[Listed entries Boundary: Start]

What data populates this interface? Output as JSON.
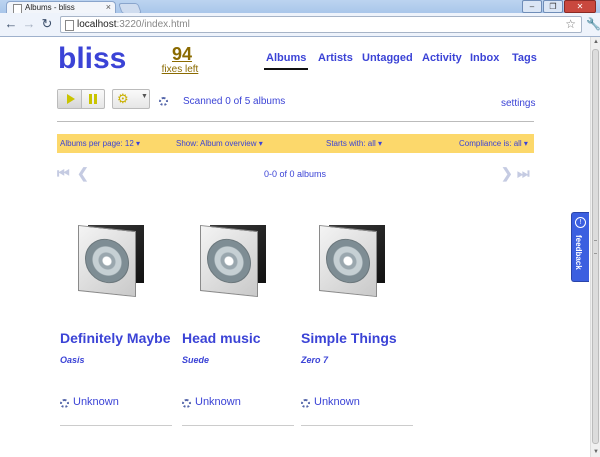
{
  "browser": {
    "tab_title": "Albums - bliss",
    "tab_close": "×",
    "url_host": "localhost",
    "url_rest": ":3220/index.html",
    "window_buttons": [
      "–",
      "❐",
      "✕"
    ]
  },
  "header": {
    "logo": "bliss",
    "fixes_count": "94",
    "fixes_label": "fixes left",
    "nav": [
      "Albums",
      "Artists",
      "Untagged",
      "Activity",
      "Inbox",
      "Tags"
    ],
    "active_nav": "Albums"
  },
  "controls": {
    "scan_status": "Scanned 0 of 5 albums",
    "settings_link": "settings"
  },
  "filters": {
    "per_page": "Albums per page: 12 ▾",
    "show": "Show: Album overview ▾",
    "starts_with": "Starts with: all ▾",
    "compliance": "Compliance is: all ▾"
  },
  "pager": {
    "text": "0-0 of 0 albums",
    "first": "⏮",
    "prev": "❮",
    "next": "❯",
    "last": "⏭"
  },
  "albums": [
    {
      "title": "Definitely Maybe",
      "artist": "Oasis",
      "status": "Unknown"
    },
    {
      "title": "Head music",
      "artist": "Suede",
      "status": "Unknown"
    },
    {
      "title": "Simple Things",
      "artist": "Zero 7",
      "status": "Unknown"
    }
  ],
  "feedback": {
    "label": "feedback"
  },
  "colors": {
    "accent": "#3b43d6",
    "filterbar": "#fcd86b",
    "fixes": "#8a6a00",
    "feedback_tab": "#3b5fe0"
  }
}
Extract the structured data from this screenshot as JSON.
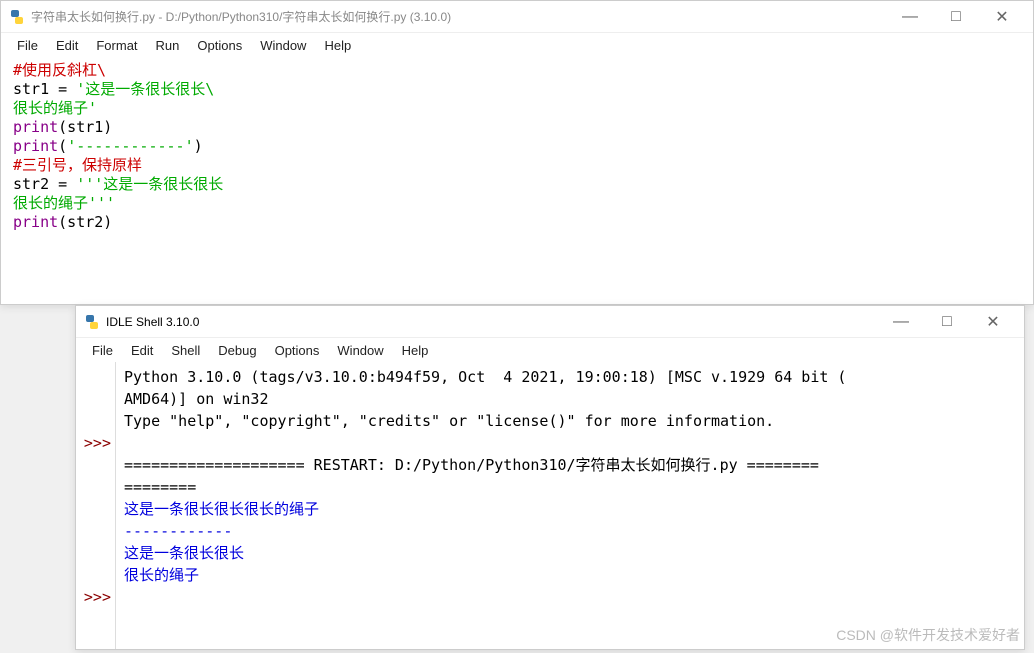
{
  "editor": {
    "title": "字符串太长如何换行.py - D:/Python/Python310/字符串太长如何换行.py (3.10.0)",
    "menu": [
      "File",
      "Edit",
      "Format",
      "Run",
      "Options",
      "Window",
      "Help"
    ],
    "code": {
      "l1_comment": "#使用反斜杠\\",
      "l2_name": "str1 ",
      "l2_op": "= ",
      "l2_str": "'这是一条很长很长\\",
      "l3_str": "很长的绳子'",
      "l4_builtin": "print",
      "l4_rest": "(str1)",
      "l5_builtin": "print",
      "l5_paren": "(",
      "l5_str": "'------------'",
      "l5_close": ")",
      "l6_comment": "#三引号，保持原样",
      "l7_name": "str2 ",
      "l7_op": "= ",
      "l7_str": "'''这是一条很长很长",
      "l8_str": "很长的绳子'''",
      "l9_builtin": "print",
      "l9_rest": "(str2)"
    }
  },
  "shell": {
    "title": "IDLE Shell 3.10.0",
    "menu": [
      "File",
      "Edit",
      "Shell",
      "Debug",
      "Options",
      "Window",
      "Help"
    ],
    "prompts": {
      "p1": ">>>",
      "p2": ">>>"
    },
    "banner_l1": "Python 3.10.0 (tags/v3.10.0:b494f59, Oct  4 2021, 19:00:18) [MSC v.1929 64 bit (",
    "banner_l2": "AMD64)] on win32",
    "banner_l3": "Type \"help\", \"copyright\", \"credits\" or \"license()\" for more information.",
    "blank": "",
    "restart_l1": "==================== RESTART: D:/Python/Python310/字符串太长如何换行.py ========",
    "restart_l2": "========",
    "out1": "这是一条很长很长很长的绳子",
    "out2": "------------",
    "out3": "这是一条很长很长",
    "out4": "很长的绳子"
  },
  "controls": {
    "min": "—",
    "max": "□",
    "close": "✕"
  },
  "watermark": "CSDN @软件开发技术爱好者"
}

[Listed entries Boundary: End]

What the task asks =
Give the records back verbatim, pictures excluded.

The completed task =
What data populates this interface? Output as JSON.
{
  "browser": {
    "tab_title": "Albums - bliss",
    "tab_close": "×",
    "url_host": "localhost",
    "url_rest": ":3220/index.html",
    "window_buttons": [
      "–",
      "❐",
      "✕"
    ]
  },
  "header": {
    "logo": "bliss",
    "fixes_count": "94",
    "fixes_label": "fixes left",
    "nav": [
      "Albums",
      "Artists",
      "Untagged",
      "Activity",
      "Inbox",
      "Tags"
    ],
    "active_nav": "Albums"
  },
  "controls": {
    "scan_status": "Scanned 0 of 5 albums",
    "settings_link": "settings"
  },
  "filters": {
    "per_page": "Albums per page: 12 ▾",
    "show": "Show: Album overview ▾",
    "starts_with": "Starts with: all ▾",
    "compliance": "Compliance is: all ▾"
  },
  "pager": {
    "text": "0-0 of 0 albums",
    "first": "⏮",
    "prev": "❮",
    "next": "❯",
    "last": "⏭"
  },
  "albums": [
    {
      "title": "Definitely Maybe",
      "artist": "Oasis",
      "status": "Unknown"
    },
    {
      "title": "Head music",
      "artist": "Suede",
      "status": "Unknown"
    },
    {
      "title": "Simple Things",
      "artist": "Zero 7",
      "status": "Unknown"
    }
  ],
  "feedback": {
    "label": "feedback"
  },
  "colors": {
    "accent": "#3b43d6",
    "filterbar": "#fcd86b",
    "fixes": "#8a6a00",
    "feedback_tab": "#3b5fe0"
  }
}
Extract the structured data from this screenshot as JSON.
{
  "editor": {
    "title": "字符串太长如何换行.py - D:/Python/Python310/字符串太长如何换行.py (3.10.0)",
    "menu": [
      "File",
      "Edit",
      "Format",
      "Run",
      "Options",
      "Window",
      "Help"
    ],
    "code": {
      "l1_comment": "#使用反斜杠\\",
      "l2_name": "str1 ",
      "l2_op": "= ",
      "l2_str": "'这是一条很长很长\\",
      "l3_str": "很长的绳子'",
      "l4_builtin": "print",
      "l4_rest": "(str1)",
      "l5_builtin": "print",
      "l5_paren": "(",
      "l5_str": "'------------'",
      "l5_close": ")",
      "l6_comment": "#三引号，保持原样",
      "l7_name": "str2 ",
      "l7_op": "= ",
      "l7_str": "'''这是一条很长很长",
      "l8_str": "很长的绳子'''",
      "l9_builtin": "print",
      "l9_rest": "(str2)"
    }
  },
  "shell": {
    "title": "IDLE Shell 3.10.0",
    "menu": [
      "File",
      "Edit",
      "Shell",
      "Debug",
      "Options",
      "Window",
      "Help"
    ],
    "prompts": {
      "p1": ">>>",
      "p2": ">>>"
    },
    "banner_l1": "Python 3.10.0 (tags/v3.10.0:b494f59, Oct  4 2021, 19:00:18) [MSC v.1929 64 bit (",
    "banner_l2": "AMD64)] on win32",
    "banner_l3": "Type \"help\", \"copyright\", \"credits\" or \"license()\" for more information.",
    "blank": "",
    "restart_l1": "==================== RESTART: D:/Python/Python310/字符串太长如何换行.py ========",
    "restart_l2": "========",
    "out1": "这是一条很长很长很长的绳子",
    "out2": "------------",
    "out3": "这是一条很长很长",
    "out4": "很长的绳子"
  },
  "controls": {
    "min": "—",
    "max": "□",
    "close": "✕"
  },
  "watermark": "CSDN @软件开发技术爱好者"
}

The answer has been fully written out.